7 To reduce ground contact resistance, it is also recommended that the porous plugs be cone shaped to permit penetration of the ground surface. 3. Note that the words reference electrode , reference and half-cell are all terms used to describe the standard reference electrode. Structure to Soil Potentials The NACE SP0169-2007 provides the protection criteria to which the measured pipe to soil potential measurements should be compared in order to evaluate the effectiveness of the existing cathodic protection system operation. Fig 3 shows the typical arrangement at a test station when a pipe to soil potential is being measured. Fig 3. It is important to understand what the pipe to soil potential actually represents. The reference electrode is placed on the ground surface, over the pipeline, so that the porous plug is in good contact with the ground.
8 The reference electrode is connected by a test lead to the negative terminal of a voltmeter. (the voltmeter must be of high input impedance to ensure accuracy) and the positive terminal of the voltmeter is connected to the pipeline through the test station cable. The magnitude of this potential will depend on the many variables of the individual cathodic protection system. This potential represents the average potential of the pipeline at this location. Note that the potential of each square inch of the pipeline in this general location, depending on distance and orientation, may contribute differently to the average potential. There will generally be a larger contribution to the average potential from the top of the pipe and below the reference electrode, than from the pipe 4. bottom and away from the reference electrode.
9 The presence of significant coating defects, even many feet away, may impact the pipe to soil potential. This means that a potential of 850 mV is only an average, and potentials both higher and lower than this value may contribute to the measured potential. CLOSE INTERVAL Potential Survey Fig 4 shows the pipe to soil potentials that may be measured as the reference electrodes are moved down the pipeline. These potentials are the basis of the and provide a continuous pipe to soil profile of the pipeline. Fig 4. A connection is made to the pipe test lead in a test station, and the pipe to soil potential is measured at numerous sequential locations along the pipeline. The reference electrode spacing is usually between 3 to 6 feet (1m to 2m), and by taking pipe to soil potential measurements over a fixed distance, a graph plot of potential vs distance can be produced.
10 On and Off Pipe To Soil Potentials Pipe to soil potentials recorded with the cathodic protection system operating are called on pipe to soil potentials. These on pipe to soil potentials include the effects of voltage gradients (or IR drops) caused by the flow of cathodic protection current in the ground, across the pipe coating and along the pipeline. For effective comparison to the NACE SP-0169-2007, these voltage gradients have to be temporarily removed while the pipe to soil potential is recorded.

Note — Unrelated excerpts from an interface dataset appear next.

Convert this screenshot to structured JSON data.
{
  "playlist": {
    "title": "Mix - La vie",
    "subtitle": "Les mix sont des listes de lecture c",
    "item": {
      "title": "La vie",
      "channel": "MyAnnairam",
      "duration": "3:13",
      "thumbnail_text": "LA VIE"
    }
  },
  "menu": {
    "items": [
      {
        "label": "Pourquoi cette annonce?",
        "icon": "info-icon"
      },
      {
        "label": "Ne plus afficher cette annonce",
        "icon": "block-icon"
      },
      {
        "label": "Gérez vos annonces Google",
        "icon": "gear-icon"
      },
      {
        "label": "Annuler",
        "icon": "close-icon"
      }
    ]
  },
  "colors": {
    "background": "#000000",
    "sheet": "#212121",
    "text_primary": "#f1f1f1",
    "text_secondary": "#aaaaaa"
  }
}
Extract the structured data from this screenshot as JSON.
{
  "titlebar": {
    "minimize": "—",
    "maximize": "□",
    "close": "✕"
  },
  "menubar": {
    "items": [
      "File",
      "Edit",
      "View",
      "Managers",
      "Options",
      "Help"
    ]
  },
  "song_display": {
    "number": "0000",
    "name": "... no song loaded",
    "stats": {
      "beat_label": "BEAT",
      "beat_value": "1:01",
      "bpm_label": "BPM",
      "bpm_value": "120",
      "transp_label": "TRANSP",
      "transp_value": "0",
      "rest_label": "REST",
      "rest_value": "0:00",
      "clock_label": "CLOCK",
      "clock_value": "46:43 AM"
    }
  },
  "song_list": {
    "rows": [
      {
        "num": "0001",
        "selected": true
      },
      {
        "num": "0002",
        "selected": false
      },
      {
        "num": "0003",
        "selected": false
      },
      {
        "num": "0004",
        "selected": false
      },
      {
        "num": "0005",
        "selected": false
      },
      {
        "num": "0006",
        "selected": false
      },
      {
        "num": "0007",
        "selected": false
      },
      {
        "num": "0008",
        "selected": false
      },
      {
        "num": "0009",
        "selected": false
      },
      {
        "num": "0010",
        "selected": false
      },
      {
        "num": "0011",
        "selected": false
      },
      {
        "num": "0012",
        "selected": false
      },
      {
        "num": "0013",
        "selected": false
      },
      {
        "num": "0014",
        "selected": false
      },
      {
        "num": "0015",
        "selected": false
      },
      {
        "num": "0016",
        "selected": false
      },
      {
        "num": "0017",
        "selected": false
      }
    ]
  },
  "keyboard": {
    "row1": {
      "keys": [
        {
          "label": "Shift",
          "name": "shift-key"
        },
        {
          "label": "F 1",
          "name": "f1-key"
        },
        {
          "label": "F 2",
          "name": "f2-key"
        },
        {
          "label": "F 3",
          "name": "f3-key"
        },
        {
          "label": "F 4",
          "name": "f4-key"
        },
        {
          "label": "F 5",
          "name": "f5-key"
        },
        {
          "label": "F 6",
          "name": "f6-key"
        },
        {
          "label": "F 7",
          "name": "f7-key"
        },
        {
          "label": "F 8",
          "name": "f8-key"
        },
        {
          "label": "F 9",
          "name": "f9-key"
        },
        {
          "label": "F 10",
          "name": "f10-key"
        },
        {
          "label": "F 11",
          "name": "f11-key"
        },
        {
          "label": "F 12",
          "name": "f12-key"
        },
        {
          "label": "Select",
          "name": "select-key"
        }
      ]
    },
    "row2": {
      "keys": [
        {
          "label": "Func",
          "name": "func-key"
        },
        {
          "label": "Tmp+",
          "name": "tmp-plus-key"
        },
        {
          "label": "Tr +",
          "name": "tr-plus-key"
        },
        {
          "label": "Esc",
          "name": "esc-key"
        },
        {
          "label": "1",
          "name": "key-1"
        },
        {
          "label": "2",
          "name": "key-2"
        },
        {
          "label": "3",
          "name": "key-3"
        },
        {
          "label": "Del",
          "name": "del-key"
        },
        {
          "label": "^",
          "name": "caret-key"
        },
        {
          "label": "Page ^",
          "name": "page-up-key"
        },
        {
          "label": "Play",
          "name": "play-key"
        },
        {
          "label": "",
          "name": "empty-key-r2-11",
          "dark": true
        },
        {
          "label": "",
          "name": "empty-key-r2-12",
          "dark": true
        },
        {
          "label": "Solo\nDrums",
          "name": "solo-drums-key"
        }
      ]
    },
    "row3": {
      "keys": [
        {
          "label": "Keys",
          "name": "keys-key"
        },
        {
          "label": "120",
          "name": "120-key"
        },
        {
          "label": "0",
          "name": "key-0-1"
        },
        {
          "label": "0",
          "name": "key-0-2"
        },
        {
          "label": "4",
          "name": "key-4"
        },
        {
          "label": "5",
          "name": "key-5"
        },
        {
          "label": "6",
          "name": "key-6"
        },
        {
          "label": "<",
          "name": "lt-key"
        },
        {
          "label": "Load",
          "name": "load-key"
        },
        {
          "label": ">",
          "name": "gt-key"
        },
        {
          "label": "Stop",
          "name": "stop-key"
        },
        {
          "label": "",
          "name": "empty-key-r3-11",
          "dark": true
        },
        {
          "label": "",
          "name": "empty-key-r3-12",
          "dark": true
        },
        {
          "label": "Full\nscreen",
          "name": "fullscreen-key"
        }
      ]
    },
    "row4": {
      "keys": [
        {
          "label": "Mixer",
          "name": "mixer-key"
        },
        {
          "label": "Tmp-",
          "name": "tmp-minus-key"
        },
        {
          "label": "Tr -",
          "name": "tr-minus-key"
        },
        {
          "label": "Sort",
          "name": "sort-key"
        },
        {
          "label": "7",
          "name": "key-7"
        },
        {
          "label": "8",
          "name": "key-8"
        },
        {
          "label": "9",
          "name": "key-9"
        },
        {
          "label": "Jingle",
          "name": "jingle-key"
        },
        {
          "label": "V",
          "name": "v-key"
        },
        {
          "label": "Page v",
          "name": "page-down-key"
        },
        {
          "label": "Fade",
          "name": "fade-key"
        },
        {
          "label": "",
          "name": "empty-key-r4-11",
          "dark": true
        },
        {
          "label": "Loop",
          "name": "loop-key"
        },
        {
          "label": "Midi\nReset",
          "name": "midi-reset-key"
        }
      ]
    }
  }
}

This type of potential is called an off or polarized pipe to soil potential and does not 5. include the inaccuracies caused by the voltage gradient (IR) effects in the on . potential. The voltage gradients incorporated in the on pipe to soil potential readings are shown in Fig 5 and can be caused by cathodic protection systems on the line Fig 5.